According to the Centers for Disease Control and Prevention, more than 30 million Americans have diabetes and another 84 million have prediabetes, a dangerous condition that can develop into full-blown diabetes without treatment or lifestyle changes. As the number of people with diabetes grows, it’s important to understand more about the different types of diabetic conditions.
Type 1 Diabetes
Just 5% of all diabetes diagnoses make up type 1 diabetes — an autoimmune disorder that’s generally diagnosed in children and young adults. Also known as juvenile diabetes, Type 1 diabetes occurs when the body doesn’t produce insulin, which is needed to get glucose from the bloodstream to the cells of the body. It cannot be cured, but insulin therapy – which involves monitoring blood glucose levels and administering insulin – along with exercise and a healthy, balanced diet helps people to manage their condition.
Type 2 Diabetes
Type 2 diabetes is increasingly common – and makes up 90-95% of all diabetes diagnoses. It’s a growing health concern, and as of 2012 more than 9% of the population was estimated to have diabetes, with nearly a third of them not knowing it. It is typically caused by a combination of insulin resistance – a condition where the body cells do not use insulin well – and an insulin deficiency that occurs when the body does not make enough insulin.
Lifestyle and behavioral factors, combined with genetics, increase the risk of developing Type 2 diabetes. Certain ethnic groups – including African Americans, Latinos, Native Americans, and Asian Americans/Pacific Islanders – are at higher risk, as are those with a first-degree relative with the condition. The top lifestyle factors associated with Type 2 diabetes in both men and women are excess weight, lack of exercise, a less-than-healthy diet, smoking, and excess alcohol consumption.
Type 2 diabetes is treated with lifestyle changes, including a healthy diet and exercise, and typically oral medication or insulin. These changes can help people meet their target blood glucose levels, which can greatly reduce the risk of developing long-term problems from diabetes. Type 2 diabetes is a chronic condition, and can get worse over time if untreated, so regular screening is important for adults over age 40 and anybody at risk.
Prediabetes is a condition where the blood sugar levels are elevated and could lead to Type 2 diabetes – and 9 out of 10 people don’t know they have it. If you have prediabetes or think you may be at risk for developing diabetes, you can cut your risk in half by taking steps now:
- Aim to get at least 30 minutes of exercise every day
- If you are overweight, start by losing just 10% of your weight
- Incorporate more vegetables, fruits, whole grains, lean proteins, and low fat dairy products into your diet
- Decrease or avoid processed, salty, and sugary foods
Talk to your doctor about your risk factors, and other steps you should take to reverse or contain prediabetes now.
Approximately 9% of women will get gestational diabetes during pregnancy according to the CDC. Any pregnant women can get it, however, women who are overweight, have certain conditions such as polycystic ovary syndrome, or have a family history of type 2 diabetes are at greater risk.

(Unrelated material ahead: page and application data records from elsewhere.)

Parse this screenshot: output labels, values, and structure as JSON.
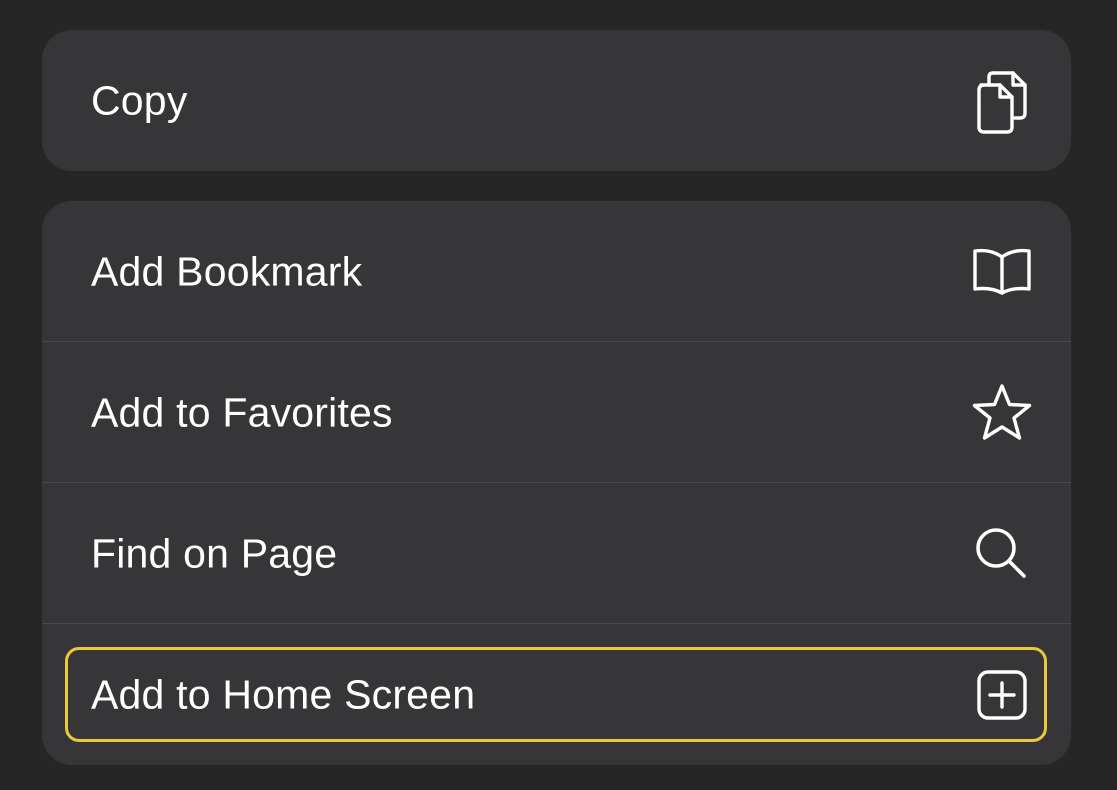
{
  "menu": {
    "group_1": {
      "items": [
        {
          "label": "Copy",
          "icon": "copy-icon"
        }
      ]
    },
    "group_2": {
      "items": [
        {
          "label": "Add Bookmark",
          "icon": "book-icon"
        },
        {
          "label": "Add to Favorites",
          "icon": "star-icon"
        },
        {
          "label": "Find on Page",
          "icon": "search-icon"
        },
        {
          "label": "Add to Home Screen",
          "icon": "plus-square-icon",
          "focused": true
        }
      ]
    }
  },
  "colors": {
    "background": "#262626",
    "group_background": "#363638",
    "text": "#ffffff",
    "focus_ring": "#e8c93b",
    "divider": "#4a4a4d"
  }
}
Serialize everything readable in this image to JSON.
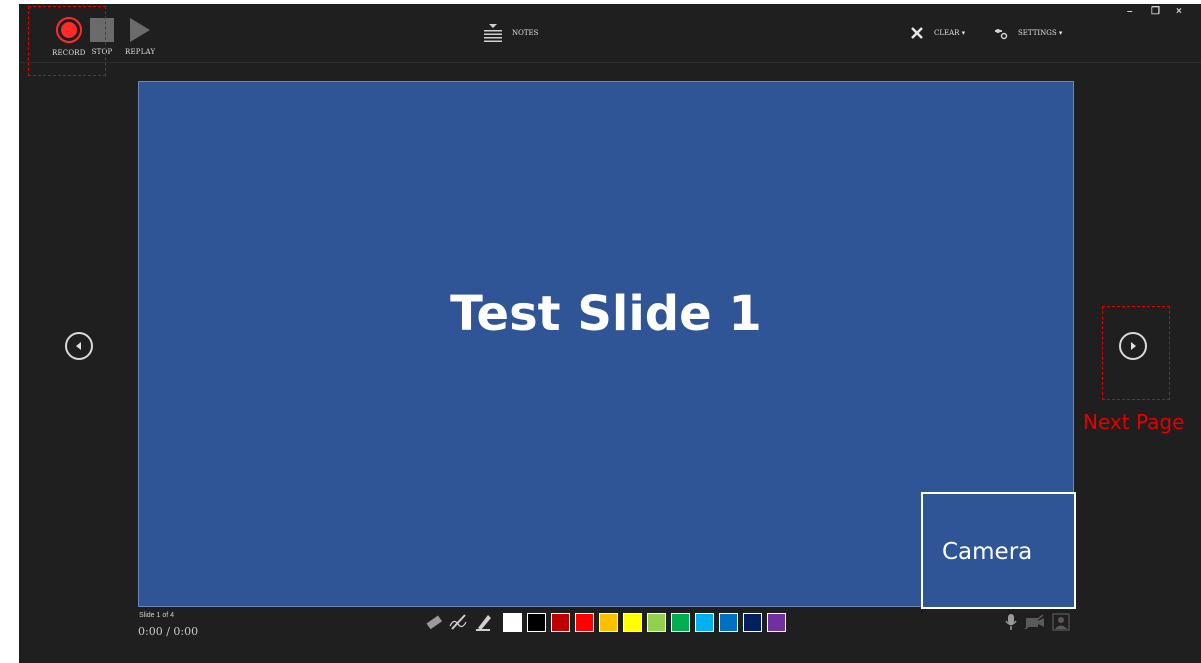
{
  "toolbar": {
    "record_label": "RECORD",
    "stop_label": "STOP",
    "replay_label": "REPLAY",
    "notes_label": "NOTES",
    "clear_label": "CLEAR ▾",
    "settings_label": "SETTINGS ▾",
    "icons": [
      "record-icon",
      "stop-icon",
      "replay-icon",
      "notes-icon",
      "clear-icon",
      "settings-icon"
    ]
  },
  "window_controls": {
    "minimize": "–",
    "restore": "❐",
    "close": "×"
  },
  "slide": {
    "title": "Test Slide 1",
    "background": "#2f5597",
    "counter": "Slide 1 of 4"
  },
  "camera": {
    "label": "Camera"
  },
  "navigation": {
    "next_annotation": "Next Page"
  },
  "timer": {
    "text": "0:00 / 0:00"
  },
  "pen_tools": [
    "eraser-icon",
    "pen-icon",
    "highlighter-icon"
  ],
  "palette": [
    "#ffffff",
    "#000000",
    "#c00000",
    "#ff0000",
    "#ffc000",
    "#ffff00",
    "#92d050",
    "#00b050",
    "#00b0f0",
    "#0070c0",
    "#002060",
    "#7030a0"
  ],
  "media_controls": [
    "microphone-icon",
    "camera-off-icon",
    "camera-preview-icon"
  ],
  "colors": {
    "background": "#1f1f1f",
    "record_red": "#ff2b2b",
    "annotation_red": "#e30000"
  }
}
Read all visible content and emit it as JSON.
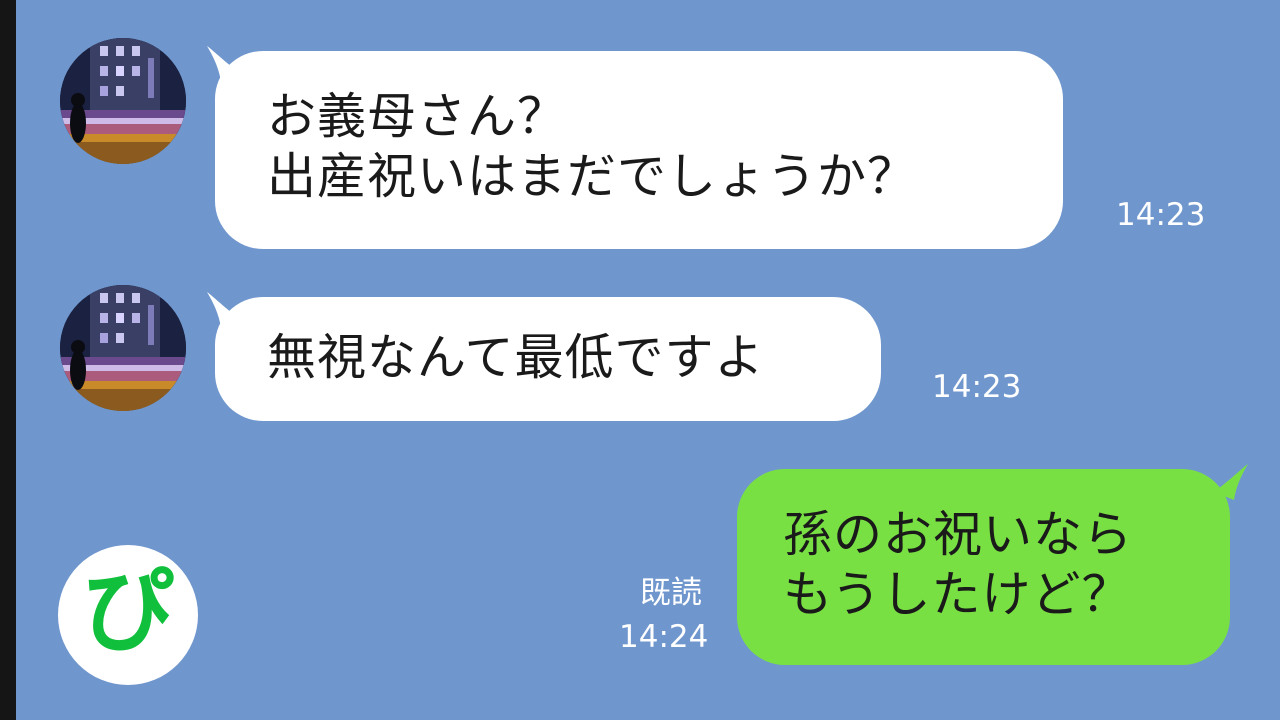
{
  "messages": [
    {
      "sender": "other",
      "lines": [
        "お義母さん？",
        "出産祝いはまだでしょうか？"
      ],
      "time": "14:23"
    },
    {
      "sender": "other",
      "lines": [
        "無視なんて最低ですよ"
      ],
      "time": "14:23"
    },
    {
      "sender": "me",
      "lines": [
        "孫のお祝いなら",
        "もうしたけど？"
      ],
      "read": "既読",
      "time": "14:24"
    }
  ],
  "logo": {
    "glyph": "ぴ"
  },
  "colors": {
    "background": "#6f97ce",
    "incoming_bubble": "#ffffff",
    "outgoing_bubble": "#79e043",
    "logo_green": "#10c03c"
  }
}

It is usually a temporary condition which goes away after giving birth. However, having gestational diabetes increases the risk of a larger baby, which can cause early delivery, C-section, or injury to the baby. It can also increase the child’s risk of obesity development of type 2 diabetes later in life. It’s important to get education and monitoring throughout the pregnancy to promote a healthy delivery. Learn more about gestational diabetes and the personalized care and treatment provided at El Camino Hospital.
El Camino Hospital offers patients with diabetes specialized treatment as well as access to diabetes education specialists, who help them to understand the disease and make lifestyle changes that can help prevent complications and live healthier lives. What’s more, as a continuation of our commitment to be a valuable health resource in Silicon Valley, our Health Library & Resource Center in Mountain View offers free thirty-minute consultations with a dietitian to review your current diet and evaluate your nutritional status.
This article first appeared in the July 2017 edition of the HealthPerks newsletter and was updated in November 2018.